After an agreeable set of placid electrogrooves by DJ Millionyoung, the Tour kicked off the show with the roaring “Dollars in the Night,” as if to convince the skeptics that the band can really wail. The live sound is a good deal rawer than the one you’ll hear on their studio recordings, which are polished and affected. Still, the gentlemen backing the founding duo proved to be truly skilled musicians (especially Rasmus Valldorf on drums).
Hailing from Copenhagen, the Tour has been playing gigs in Europe and abroad since 2007, when Mette Lindberg and Lars Iverson’s demo reached the ears of Amy Winehouse’s management, who immediately booked them as her opener. They’ve had a few more big breaks since then, like when they followed Katy Perry on tour and lent Steve Jobs their catchy tune “Around the Bend” for an iPod commercial, but they’ve yet to garner a real following stateside. Now is as good a time as any, though, given the recent popularity of other funkateers like Kimbra and Janelle Monáe. And while it’s been going strong for half a decade, the Tour seems to be coming into its own since the release of its second full-length album Out of Frequency this past January. As its producer and primary songwriter, Iverson is clearly flexing his creative muscles on the record. It’s heavier and more daring than their 2009 debut album, Fruit, and has a cinematic feel that’s more Austin Powers than James Bond. If you took equal parts soul, jazz, funk, pop, and psychedelia, added glitter, and put it in a blender, the result would be similar to the sound of the Asteroids Galaxy Tour: a sugary-sweet, maddeningly addictive fruit smoothie of music that echoes Otis Redding, Burt Bacharach, Tower of Power, and Abba, often simultaneously.
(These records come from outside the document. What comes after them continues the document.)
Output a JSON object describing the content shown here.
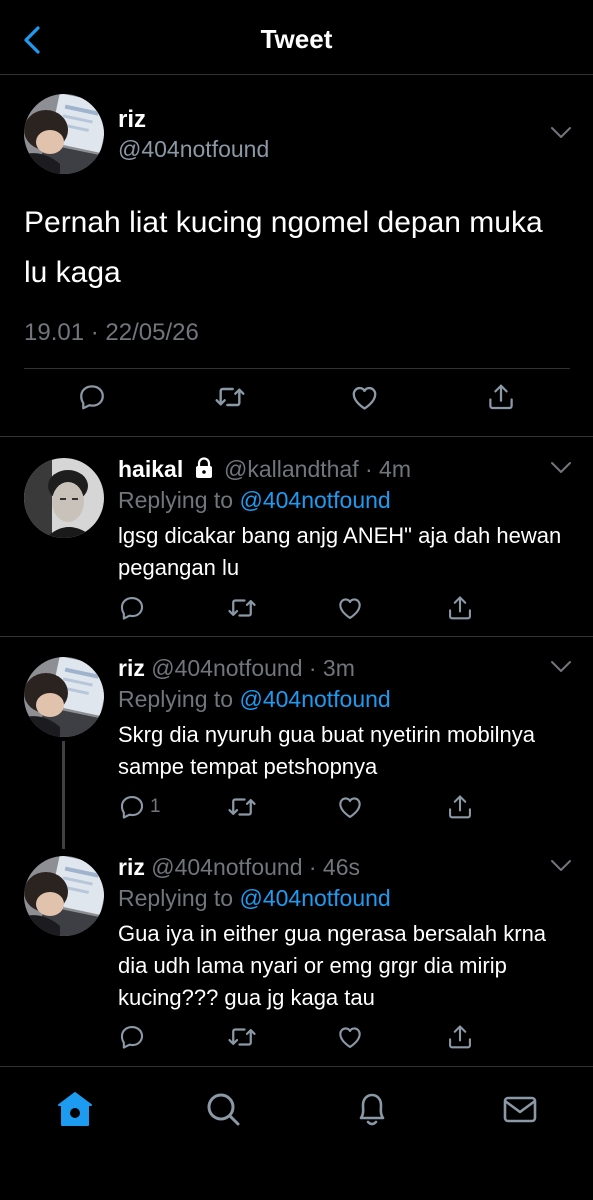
{
  "header": {
    "title": "Tweet"
  },
  "main_tweet": {
    "name": "riz",
    "handle": "@404notfound",
    "text": "Pernah liat kucing ngomel depan muka lu kaga",
    "timestamp": "19.01 · 22/05/26"
  },
  "replies": [
    {
      "name": "haikal",
      "handle_time": "@kallandthaf · 4m",
      "replying_prefix": "Replying to ",
      "replying_to": "@404notfound",
      "text": "lgsg dicakar bang anjg ANEH\" aja dah hewan pegangan lu",
      "reply_count": ""
    },
    {
      "name": "riz",
      "handle_time": "@404notfound · 3m",
      "replying_prefix": "Replying to ",
      "replying_to": "@404notfound",
      "text": "Skrg dia nyuruh gua buat nyetirin mobilnya sampe tempat petshopnya",
      "reply_count": "1"
    },
    {
      "name": "riz",
      "handle_time": "@404notfound · 46s",
      "replying_prefix": "Replying to ",
      "replying_to": "@404notfound",
      "text": "Gua iya in either gua ngerasa bersalah krna dia udh lama nyari or emg grgr dia mirip kucing??? gua jg kaga tau",
      "reply_count": ""
    }
  ],
  "icons": {
    "back": "chevron-left-icon",
    "more": "chevron-down-icon",
    "reply": "comment-icon",
    "retweet": "retweet-icon",
    "like": "heart-icon",
    "share": "share-icon",
    "lock": "lock-icon",
    "tabs": [
      "home-icon",
      "search-icon",
      "bell-icon",
      "mail-icon"
    ]
  },
  "colors": {
    "background": "#000000",
    "accent": "#1d9bf0",
    "secondary_text": "#71767b",
    "divider": "#2f3336"
  }
}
The spritely frontwoman, Mette Lindberg, demanded all the attention. Her voice provokes strong feelings. She’s bubbly, sometimes shrill, and has a style of pronunciation so cutesy it verges on baby-talk. This could be a definite turn-off, but Lindberg can pull off some pretty interesting vocal maneuvers, crooning or belting as the situation demands. It’s a wonder that such a powerful sound can come from her tiny, gold-sequined frame.
The band quickly grooved its way through all of the best numbers. These included a particularly gnarly version of “Major”—an upbeat jam that recalls the reggae stylings of Ace of Base—and an extended rendition of “Golden Age,” the ode to suaver times that scored a spot on a Heineken commercial. They’ve played for bigger crowds than Sunday’s modest showing, but the energy was all there.
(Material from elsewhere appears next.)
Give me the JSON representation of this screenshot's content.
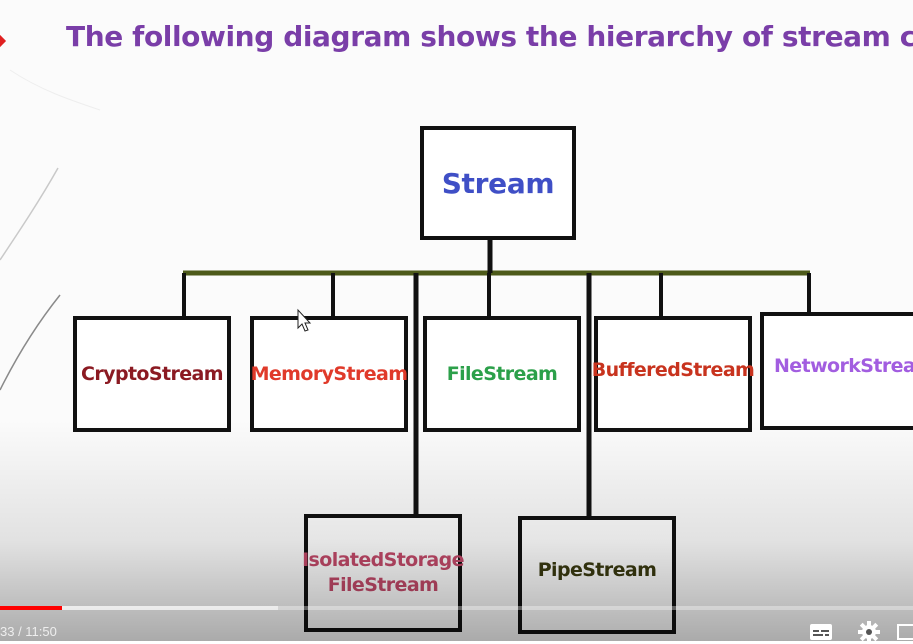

No one would have complained if the group had decided to play a little longer. The total performance was disappointingly short, even though the band ran through a large part of its repertoire. With more than half a mind to find out when these talented Danes would visit this corner of the galaxy again, I bounced out of the lounge alive with groovetastic energy.